## ASSIGNED TASK:
Look through the records below and state how many lines carry the string "this", adding nothing.

## EXTRACTED ENTRIES:

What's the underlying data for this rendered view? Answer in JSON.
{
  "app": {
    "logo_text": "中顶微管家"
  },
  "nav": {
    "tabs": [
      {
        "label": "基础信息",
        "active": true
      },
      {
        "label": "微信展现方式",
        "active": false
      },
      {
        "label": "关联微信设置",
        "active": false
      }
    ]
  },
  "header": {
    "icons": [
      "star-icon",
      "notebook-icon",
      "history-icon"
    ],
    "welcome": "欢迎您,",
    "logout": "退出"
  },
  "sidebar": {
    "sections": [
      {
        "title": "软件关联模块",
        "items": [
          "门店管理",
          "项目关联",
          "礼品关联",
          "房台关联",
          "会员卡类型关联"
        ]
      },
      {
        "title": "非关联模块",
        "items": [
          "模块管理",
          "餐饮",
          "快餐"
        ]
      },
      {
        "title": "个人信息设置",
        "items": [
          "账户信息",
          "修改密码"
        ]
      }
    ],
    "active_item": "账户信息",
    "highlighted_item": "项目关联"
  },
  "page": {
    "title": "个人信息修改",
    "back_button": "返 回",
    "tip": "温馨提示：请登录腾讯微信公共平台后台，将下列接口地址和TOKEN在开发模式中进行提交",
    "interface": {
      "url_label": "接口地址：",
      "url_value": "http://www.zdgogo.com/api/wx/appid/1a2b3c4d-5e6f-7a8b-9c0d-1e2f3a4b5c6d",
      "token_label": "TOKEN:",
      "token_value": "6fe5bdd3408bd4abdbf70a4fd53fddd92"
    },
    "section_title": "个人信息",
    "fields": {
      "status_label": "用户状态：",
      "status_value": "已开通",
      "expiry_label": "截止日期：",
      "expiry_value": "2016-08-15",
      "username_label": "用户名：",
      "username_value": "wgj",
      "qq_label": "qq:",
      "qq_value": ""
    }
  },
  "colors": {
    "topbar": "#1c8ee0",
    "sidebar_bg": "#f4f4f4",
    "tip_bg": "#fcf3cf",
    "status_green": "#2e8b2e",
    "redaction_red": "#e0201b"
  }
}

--

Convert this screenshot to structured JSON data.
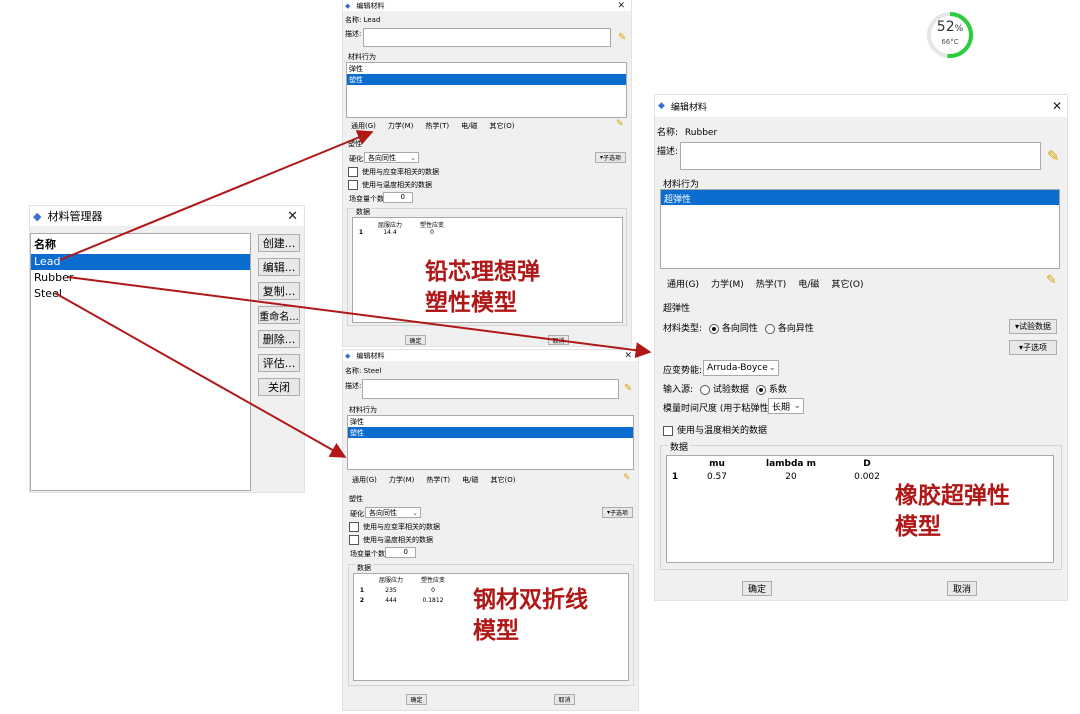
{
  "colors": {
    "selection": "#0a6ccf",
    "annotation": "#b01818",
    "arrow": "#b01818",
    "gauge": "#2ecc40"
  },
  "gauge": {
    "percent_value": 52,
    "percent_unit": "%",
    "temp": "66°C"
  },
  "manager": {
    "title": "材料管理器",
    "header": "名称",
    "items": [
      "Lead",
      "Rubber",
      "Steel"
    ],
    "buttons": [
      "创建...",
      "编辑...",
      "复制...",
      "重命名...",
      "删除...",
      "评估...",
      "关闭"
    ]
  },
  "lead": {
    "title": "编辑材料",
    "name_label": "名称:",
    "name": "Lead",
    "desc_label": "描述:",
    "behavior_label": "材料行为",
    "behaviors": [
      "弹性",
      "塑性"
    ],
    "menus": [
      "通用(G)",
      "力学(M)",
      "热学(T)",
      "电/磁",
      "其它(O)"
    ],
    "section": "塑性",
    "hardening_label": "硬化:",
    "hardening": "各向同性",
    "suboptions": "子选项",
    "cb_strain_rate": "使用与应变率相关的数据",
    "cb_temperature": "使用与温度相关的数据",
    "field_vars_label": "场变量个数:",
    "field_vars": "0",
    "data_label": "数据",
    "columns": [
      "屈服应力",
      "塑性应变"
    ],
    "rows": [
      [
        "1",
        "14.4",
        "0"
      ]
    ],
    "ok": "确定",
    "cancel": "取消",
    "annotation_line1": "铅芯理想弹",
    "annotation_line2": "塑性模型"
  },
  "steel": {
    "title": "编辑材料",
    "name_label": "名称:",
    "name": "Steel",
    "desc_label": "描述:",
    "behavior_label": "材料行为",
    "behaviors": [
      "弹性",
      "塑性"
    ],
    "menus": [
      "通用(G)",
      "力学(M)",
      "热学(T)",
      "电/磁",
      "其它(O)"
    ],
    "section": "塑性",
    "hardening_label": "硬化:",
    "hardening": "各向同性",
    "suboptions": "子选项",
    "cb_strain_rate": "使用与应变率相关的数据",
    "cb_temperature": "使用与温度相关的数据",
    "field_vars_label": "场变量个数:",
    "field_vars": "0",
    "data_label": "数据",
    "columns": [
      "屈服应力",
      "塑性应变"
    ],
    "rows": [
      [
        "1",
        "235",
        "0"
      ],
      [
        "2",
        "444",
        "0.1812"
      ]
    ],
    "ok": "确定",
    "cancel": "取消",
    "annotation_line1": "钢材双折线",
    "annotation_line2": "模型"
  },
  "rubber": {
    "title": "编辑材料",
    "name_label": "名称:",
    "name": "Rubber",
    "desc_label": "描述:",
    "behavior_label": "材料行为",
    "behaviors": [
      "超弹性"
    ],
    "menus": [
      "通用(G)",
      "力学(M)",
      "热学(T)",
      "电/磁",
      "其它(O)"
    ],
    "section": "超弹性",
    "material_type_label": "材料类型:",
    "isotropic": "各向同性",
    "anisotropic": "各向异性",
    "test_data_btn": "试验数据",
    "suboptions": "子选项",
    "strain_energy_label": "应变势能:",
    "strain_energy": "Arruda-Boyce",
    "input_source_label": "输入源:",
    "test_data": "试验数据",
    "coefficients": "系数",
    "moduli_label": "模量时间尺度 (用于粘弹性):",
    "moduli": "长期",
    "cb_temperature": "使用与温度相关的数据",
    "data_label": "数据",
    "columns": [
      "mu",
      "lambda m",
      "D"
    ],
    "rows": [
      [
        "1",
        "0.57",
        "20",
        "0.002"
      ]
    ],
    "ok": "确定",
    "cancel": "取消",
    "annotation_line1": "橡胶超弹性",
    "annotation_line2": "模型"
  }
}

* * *

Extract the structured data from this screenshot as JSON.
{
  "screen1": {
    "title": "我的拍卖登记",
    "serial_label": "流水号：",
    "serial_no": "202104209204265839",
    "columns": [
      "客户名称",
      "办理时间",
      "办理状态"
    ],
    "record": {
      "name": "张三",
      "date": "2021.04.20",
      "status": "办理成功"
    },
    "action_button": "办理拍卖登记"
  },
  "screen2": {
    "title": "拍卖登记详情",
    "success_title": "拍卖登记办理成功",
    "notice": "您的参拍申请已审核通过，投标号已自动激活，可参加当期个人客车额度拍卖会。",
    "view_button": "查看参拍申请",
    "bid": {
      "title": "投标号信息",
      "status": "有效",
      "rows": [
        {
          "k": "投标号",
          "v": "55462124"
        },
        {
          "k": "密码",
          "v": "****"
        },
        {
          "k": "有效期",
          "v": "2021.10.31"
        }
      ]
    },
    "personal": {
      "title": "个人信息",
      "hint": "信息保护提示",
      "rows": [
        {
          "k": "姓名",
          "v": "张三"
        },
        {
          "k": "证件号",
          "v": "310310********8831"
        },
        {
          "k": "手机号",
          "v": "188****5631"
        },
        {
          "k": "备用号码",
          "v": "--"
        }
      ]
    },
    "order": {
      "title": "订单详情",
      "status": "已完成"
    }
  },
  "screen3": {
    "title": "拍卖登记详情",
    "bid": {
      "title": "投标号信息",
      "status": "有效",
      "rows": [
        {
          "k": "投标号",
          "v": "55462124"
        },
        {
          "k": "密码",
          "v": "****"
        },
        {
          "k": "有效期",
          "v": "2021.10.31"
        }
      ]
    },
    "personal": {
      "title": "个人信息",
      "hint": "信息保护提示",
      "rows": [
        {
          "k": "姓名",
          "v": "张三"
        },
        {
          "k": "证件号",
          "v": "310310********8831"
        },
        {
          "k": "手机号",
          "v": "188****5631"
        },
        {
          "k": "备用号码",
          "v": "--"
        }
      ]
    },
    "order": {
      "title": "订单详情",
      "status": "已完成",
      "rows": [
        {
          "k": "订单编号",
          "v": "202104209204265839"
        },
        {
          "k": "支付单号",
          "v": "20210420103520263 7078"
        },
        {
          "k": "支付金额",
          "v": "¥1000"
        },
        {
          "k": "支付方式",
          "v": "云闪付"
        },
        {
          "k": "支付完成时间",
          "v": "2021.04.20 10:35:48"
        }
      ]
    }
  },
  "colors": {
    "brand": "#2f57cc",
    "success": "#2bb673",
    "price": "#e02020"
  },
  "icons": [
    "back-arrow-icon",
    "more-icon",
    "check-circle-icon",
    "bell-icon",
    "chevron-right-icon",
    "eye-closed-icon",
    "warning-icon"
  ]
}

## SOLUTION:
3